▸ **Prompt**
I would like you to output every record below exactly, apart from the pictures.

▸ **Data excerpts**
- - - - -

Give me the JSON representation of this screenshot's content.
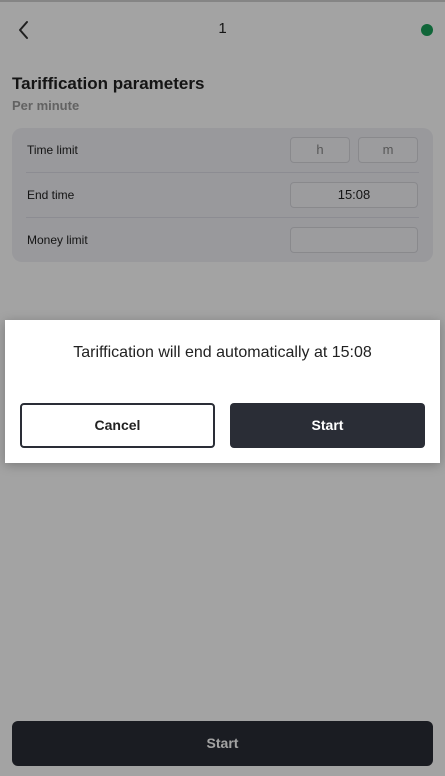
{
  "header": {
    "title": "1",
    "back_icon": "chevron-left-icon",
    "status_color": "#1aa05a"
  },
  "tariffication": {
    "title": "Tariffication parameters",
    "mode": "Per minute",
    "time_limit": {
      "label": "Time limit",
      "hours_placeholder": "h",
      "minutes_placeholder": "m"
    },
    "end_time": {
      "label": "End time",
      "value": "15:08"
    },
    "money_limit": {
      "label": "Money limit",
      "value": ""
    }
  },
  "footer": {
    "start_label": "Start"
  },
  "dialog": {
    "message": "Tariffication will end automatically at 15:08",
    "cancel_label": "Cancel",
    "start_label": "Start"
  },
  "colors": {
    "primary_dark": "#2a2d36",
    "card_background": "#efeff5"
  }
}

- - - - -

▸ **Solution**
Give me the JSON representation of this screenshot's content.
{
  "header": {
    "title": "1",
    "back_icon": "chevron-left-icon",
    "status_color": "#1aa05a"
  },
  "tariffication": {
    "title": "Tariffication parameters",
    "mode": "Per minute",
    "time_limit": {
      "label": "Time limit",
      "hours_placeholder": "h",
      "minutes_placeholder": "m"
    },
    "end_time": {
      "label": "End time",
      "value": "15:08"
    },
    "money_limit": {
      "label": "Money limit",
      "value": ""
    }
  },
  "footer": {
    "start_label": "Start"
  },
  "dialog": {
    "message": "Tariffication will end automatically at 15:08",
    "cancel_label": "Cancel",
    "start_label": "Start"
  },
  "colors": {
    "primary_dark": "#2a2d36",
    "card_background": "#efeff5"
  }
}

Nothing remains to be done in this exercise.